the result of a million tweaks, changes, and re-jiggerings that result
in a mess that only its creator can even begin to unravel.
Rare is someone good at solving big abstract problems who can do it
cleanly. Don’t let the researcher title make you think you need a Ph.D.
Many Ph.D’s will have the right sort of mind/skillset for this type of
work, but it’s not exclusively their domain.
The best product managers are engineers who fit, or at least know, your
target audience and care. This person/role runs everything through a
filter. Is this the right thing for the user? Will it make the
experience better, solve the problem more quickly, and/or make an
appreciable difference for the company? They won’t necessarily be the
strongest coder, but they have a vision for where things need to go and
a knack for ignoring/shutting down things that won’t help get there.
Hard to find. Even harder to interview for. Leadership is in the
details. This is not a manager, it’s a technical lead. They get the best
out of a team and grow all of its members. They have to have enough
technical chops to earn their peer’s respect. People will come to with
questions rather than being forced to run things by them (a la code
A great leader can recognize someone’s strengths and weaknesses and help
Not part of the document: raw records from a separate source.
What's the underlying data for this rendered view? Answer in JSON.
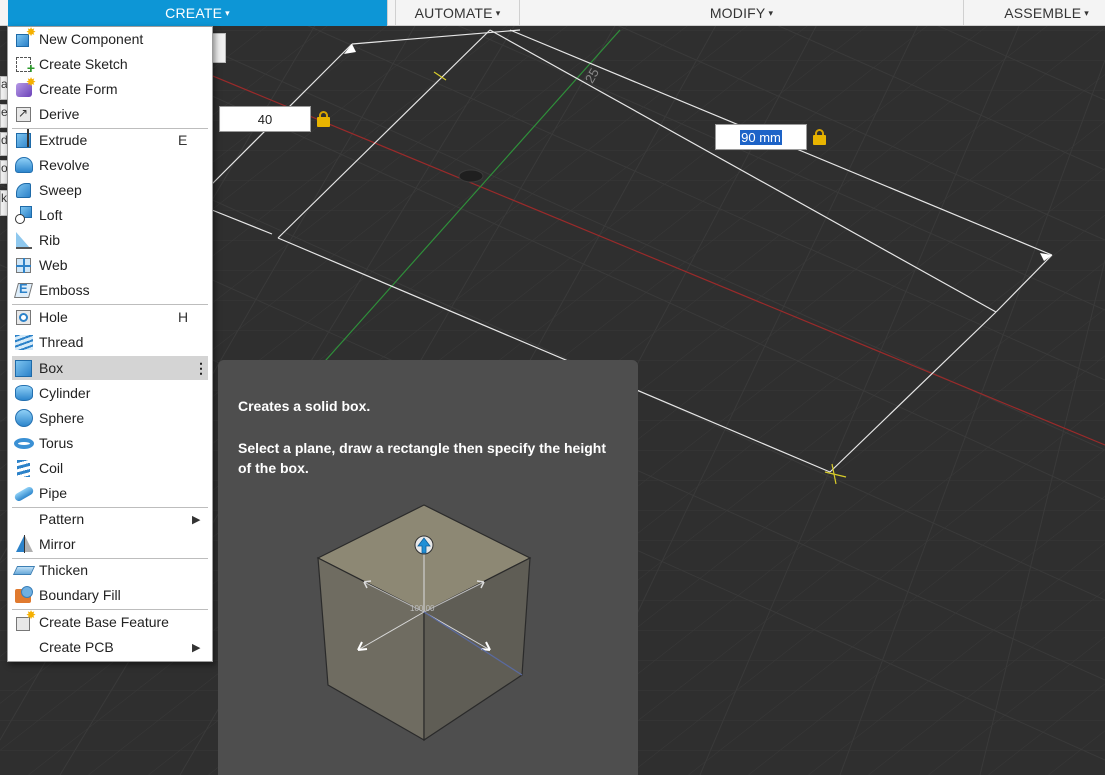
{
  "toolbar": {
    "tabs": [
      {
        "label": "CREATE",
        "active": true
      },
      {
        "label": "AUTOMATE",
        "active": false
      },
      {
        "label": "MODIFY",
        "active": false
      },
      {
        "label": "ASSEMBLE",
        "active": false
      }
    ],
    "caret": "▾",
    "accent_color": "#0d96d6"
  },
  "left_panel_fragments": [
    "a",
    "e",
    "d",
    "or",
    "k"
  ],
  "viewport": {
    "background": "#2f2f2f",
    "axis_label": "25",
    "dimension_inputs": [
      {
        "value": "40",
        "selected": false,
        "locked": true
      },
      {
        "value": "90 mm",
        "selected": true,
        "locked": true
      }
    ]
  },
  "menu": {
    "items": [
      {
        "label": "New Component",
        "icon": "new-component-icon",
        "shortcut": ""
      },
      {
        "label": "Create Sketch",
        "icon": "create-sketch-icon",
        "shortcut": ""
      },
      {
        "label": "Create Form",
        "icon": "create-form-icon",
        "shortcut": ""
      },
      {
        "label": "Derive",
        "icon": "derive-icon",
        "shortcut": ""
      },
      {
        "label": "Extrude",
        "icon": "extrude-icon",
        "shortcut": "E"
      },
      {
        "label": "Revolve",
        "icon": "revolve-icon",
        "shortcut": ""
      },
      {
        "label": "Sweep",
        "icon": "sweep-icon",
        "shortcut": ""
      },
      {
        "label": "Loft",
        "icon": "loft-icon",
        "shortcut": ""
      },
      {
        "label": "Rib",
        "icon": "rib-icon",
        "shortcut": ""
      },
      {
        "label": "Web",
        "icon": "web-icon",
        "shortcut": ""
      },
      {
        "label": "Emboss",
        "icon": "emboss-icon",
        "shortcut": ""
      },
      {
        "label": "Hole",
        "icon": "hole-icon",
        "shortcut": "H"
      },
      {
        "label": "Thread",
        "icon": "thread-icon",
        "shortcut": ""
      },
      {
        "label": "Box",
        "icon": "box-icon",
        "shortcut": "",
        "highlighted": true
      },
      {
        "label": "Cylinder",
        "icon": "cylinder-icon",
        "shortcut": ""
      },
      {
        "label": "Sphere",
        "icon": "sphere-icon",
        "shortcut": ""
      },
      {
        "label": "Torus",
        "icon": "torus-icon",
        "shortcut": ""
      },
      {
        "label": "Coil",
        "icon": "coil-icon",
        "shortcut": ""
      },
      {
        "label": "Pipe",
        "icon": "pipe-icon",
        "shortcut": ""
      },
      {
        "label": "Pattern",
        "icon": "",
        "shortcut": "",
        "submenu": true
      },
      {
        "label": "Mirror",
        "icon": "mirror-icon",
        "shortcut": ""
      },
      {
        "label": "Thicken",
        "icon": "thicken-icon",
        "shortcut": ""
      },
      {
        "label": "Boundary Fill",
        "icon": "boundary-fill-icon",
        "shortcut": ""
      },
      {
        "label": "Create Base Feature",
        "icon": "create-base-feature-icon",
        "shortcut": ""
      },
      {
        "label": "Create PCB",
        "icon": "",
        "shortcut": "",
        "submenu": true
      }
    ],
    "submenu_arrow": "▶",
    "more_glyph": "⋮"
  },
  "tooltip": {
    "title": "Creates a solid box.",
    "description": "Select a plane, draw a rectangle then specify the height of the box.",
    "illustration_label": "100.00"
  }
}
them to find a path that fits the strengths and shores up the
weaknesses. They recognize roles and know how to best allocate the team
in to them.
The truth is every position involves a bit of each of type and everyone
has a bit of each in them. Neither people nor roles are one-dimensional,
but there are benefits to understanding and being able to identify them.
You’ll have a happier team, less turnover, and more quality/production.
The next post in this series will start to discuss how to find and
interview candidates for specific roles. As always, let me know what you